This is simply not true, all U.S. FTZs are embraced by the coastwise laws of the U.S. including the Jones Act (Section 27 of the Merchant Marine Act of 1920 as amended).

This can be verified by contacting the U.S. Customs and Boarder Protection (CBP) Vessel Entry & Clearance Office in Honolulu at telephone number (808) 522-8012. The CBP controls the entry and removal of merchandise in respect of FTZs and enforces the coastwise laws of the U.S.

This notion that U.S. FTZs are exempt from the Jones Act is a fairly widespread misconception especially among certain proponents of Hawaiian Sovereignty.

Key excerpts include:

Control of infrastructure like airports and harbors could mean more than just revenue for a new government, notes Crabbe. “We could develop, for example, our own free-trade zone and, through that free-trade zone, we could import commodities or products to Hawaii, bypassing the Jones Act,” which restricts foreign-flagged ships from sailing between American ports. That requirement is often blamed for high-shipping costs between the U.S. mainland and Hawaii because American-built and -owned ships with American crews must be used.
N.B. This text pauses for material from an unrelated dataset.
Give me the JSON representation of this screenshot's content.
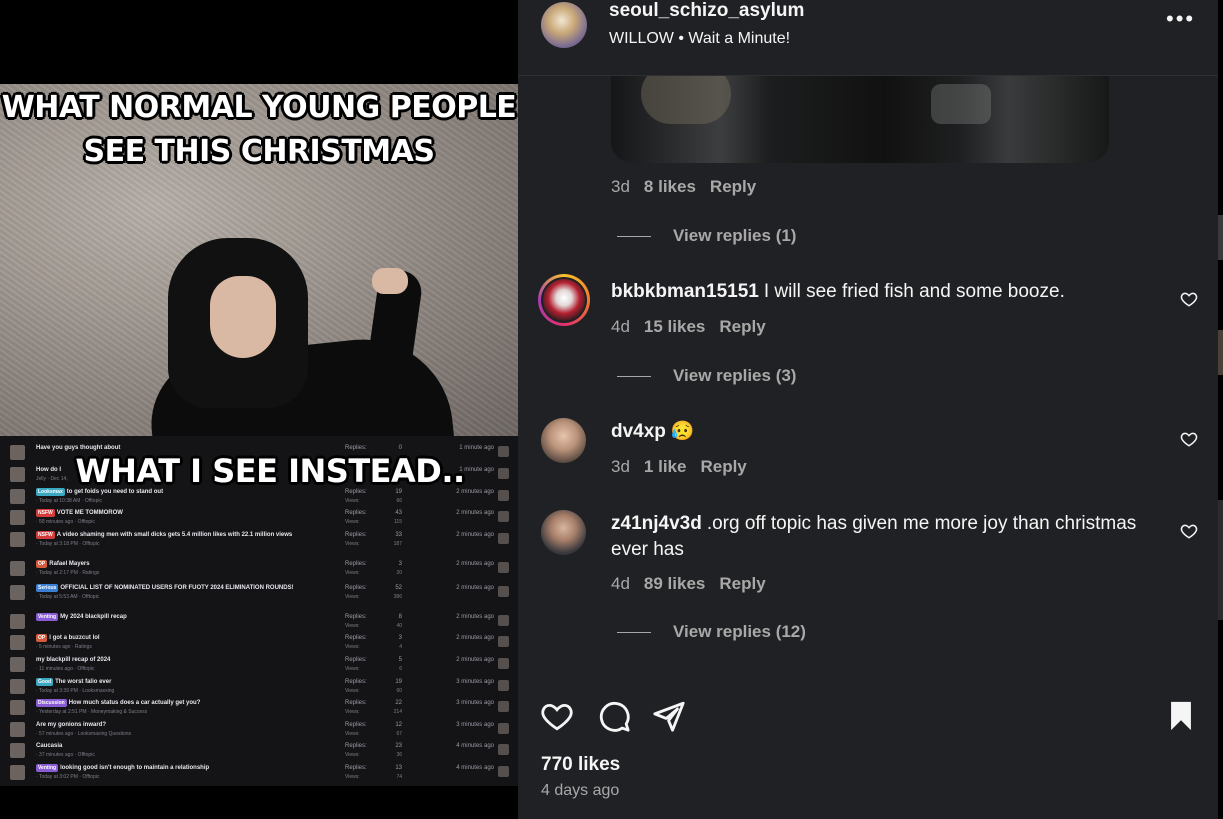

A Hawaiian government with jurisdiction over one or more ports could facilitate the import of lower-cost food, building materials, vehicles and other commodities, Crabbe says. “Bypassing the Jones Act would benefit not just Native Hawaiians, but the rest of Hawaii.”